Sinister motives are now being suggested already, in fact, very much in line with a recent article published here about the enormous land pressures on the park when Nairobi, as is projected, reaches the 10 million inhabitant mark and the government in place then might just yield to inducements and demands to carve out land from the park, piece by piece, until nothing but a glorified open air zoo remains, if anything, in fact, at all.
Officials within the authority are now accused of conniving with land developers and long-term speculators, and also government officials needed today already to determine the future development plans for the country and able to create administrative facts on the ground leading to enormous, if not mindboggling, riches being misappropriated by those in the early know and able to get their hands on land options, if not title deeds outright.

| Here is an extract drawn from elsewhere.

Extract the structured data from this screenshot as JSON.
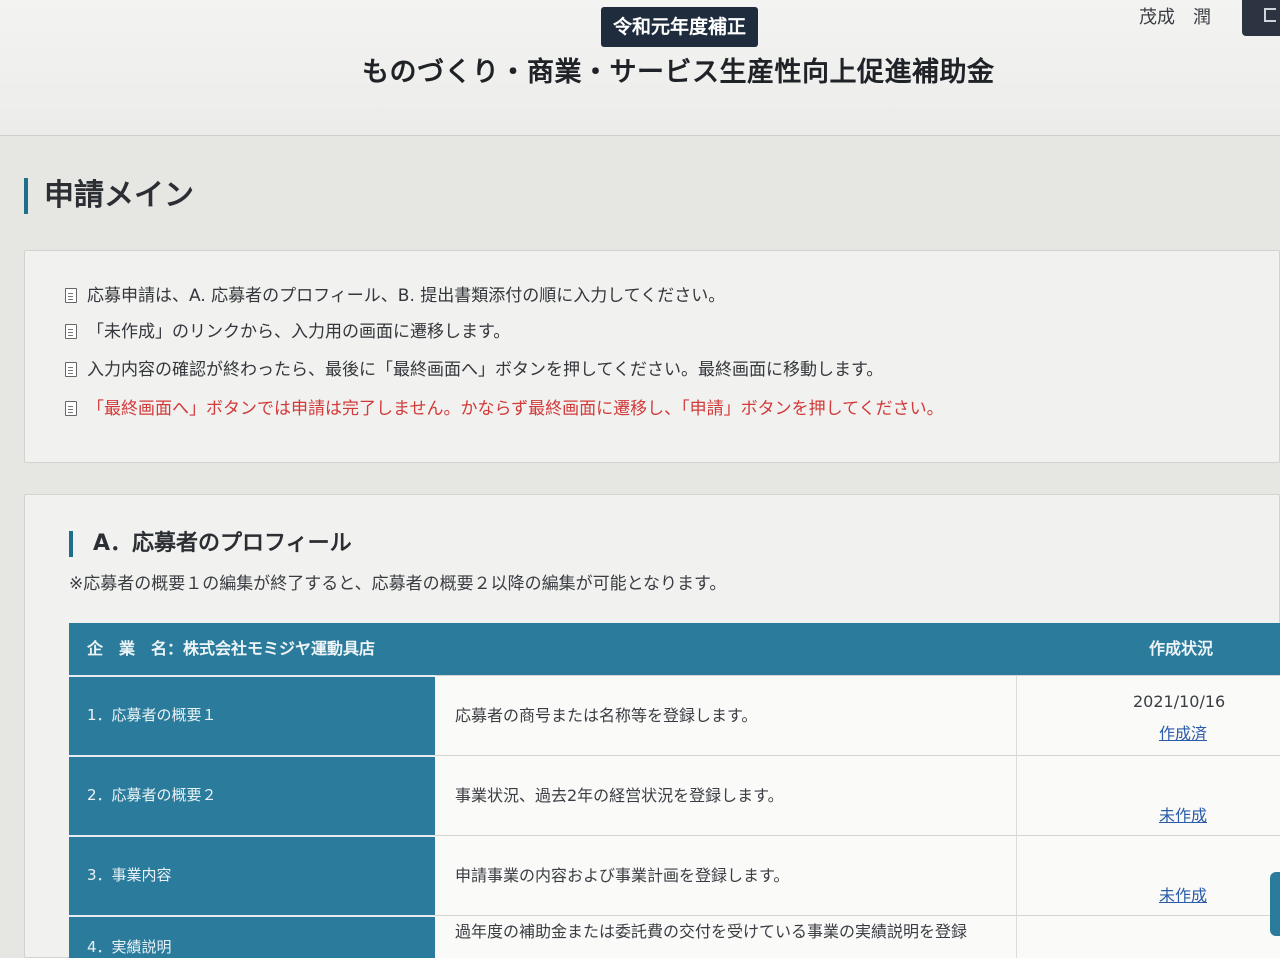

Land use changes over the past decades have already substantially impacted on the free flow of migratory species, which in the past supported the introduction of fresh DNA into the animal populations resident in the park and what once used to be a wide corridor linking the national park area of today with locations as far away as Amboseli and the Chyulu Hills has today narrowed into literally nothingness, considering industrial, housing, and agricultural developments, which sprang up right inside the core area of the migratory routes, cutting off game from age-old, long-distance treks in search of pasture and for mating.
Nairobi National Park’s fencing was controversial among conservationists as it is, with some recognizing the importance of DNA exchange and promoting land purchases to keep a migratory corridor open, but at the same time, the fencing was also almost the only recipe for keeping the area’s integrity intact, as prior to this, visible demarcation by fence encroachment along the main Mombasa roads’ boundaries and from the Athi side was frequent and carried out with the impunity only politically protected individuals are able to wield and get away with.

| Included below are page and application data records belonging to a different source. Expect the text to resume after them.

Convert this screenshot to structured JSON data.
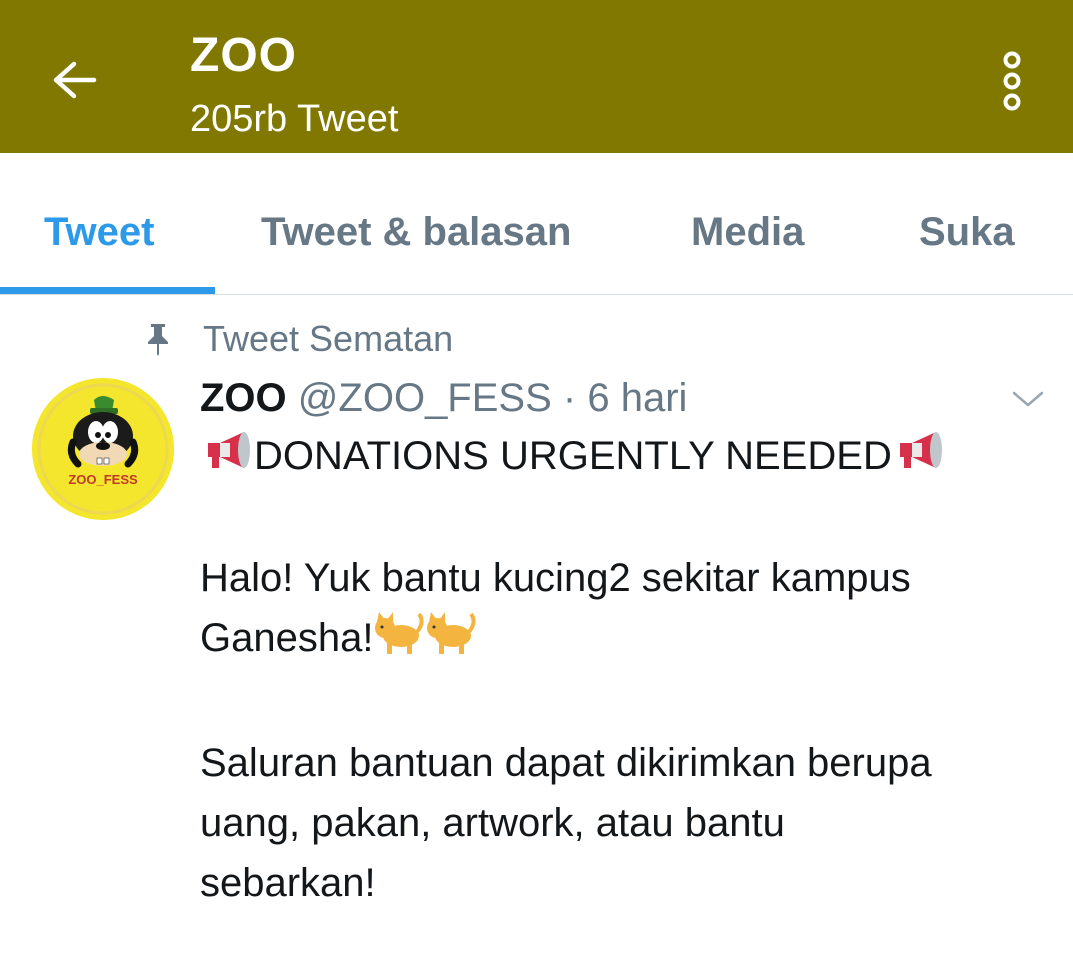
{
  "header": {
    "title": "ZOO",
    "subtitle": "205rb Tweet",
    "back_icon": "arrow-left-icon",
    "more_icon": "more-vertical-icon",
    "bg_color": "#807800"
  },
  "tabs": [
    {
      "label": "Tweet",
      "active": true
    },
    {
      "label": "Tweet & balasan",
      "active": false
    },
    {
      "label": "Media",
      "active": false
    },
    {
      "label": "Suka",
      "active": false
    }
  ],
  "accent_color": "#2c9ae8",
  "pinned": {
    "label": "Tweet Sematan",
    "icon": "pin-icon"
  },
  "tweet": {
    "avatar_text": "ZOO_FESS",
    "display_name": "ZOO",
    "handle": "@ZOO_FESS",
    "separator": "·",
    "time": "6 hari",
    "headline": "DONATIONS URGENTLY NEEDED",
    "paragraph1_line1": "Halo! Yuk bantu kucing2 sekitar kampus",
    "paragraph1_line2": "Ganesha!",
    "paragraph2_line1": "Saluran bantuan dapat dikirimkan berupa",
    "paragraph2_line2": "uang, pakan, artwork, atau bantu",
    "paragraph2_line3": "sebarkan!"
  }
}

It is, therefore, no surprise that the Friends of Nairobi National Park website has now raised the alarm over the latest assault planned on this unique piece of African wilderness real estate, the only one national park so close to a capital city anywhere in the world and for that reason both precious, as well as a natural target for developers, speak individuals with no scruples and ready to ruin our planet in the hope to catch a spaceship to a new planet they could then also set out to destroy, leaving the rest of humanity to struggle with the fallout of their environmental crimes and personal greed. I have taken the liberty to copy the map of the planned highway developments from the FoNNaP website and, in fact, encourage readers to join hands with FoNNaP to prevent this planned development as much as the one schemed up for the Nakuru National Park.
Considering the success of the campaign I managed to initiate through the exposure of the Tanzanian government’s plans in May last year to build a highway across the Serengeti – that “Stop the Serengeti Highway” movement now has over 41,000 members and multiple petition sites – FoNNaP can surely take some hope that not all is lost, as long as the conservation fraternity manages to gather support and bring about a global coalition to stop any further atrocities against nature being committed in the name of progress and development.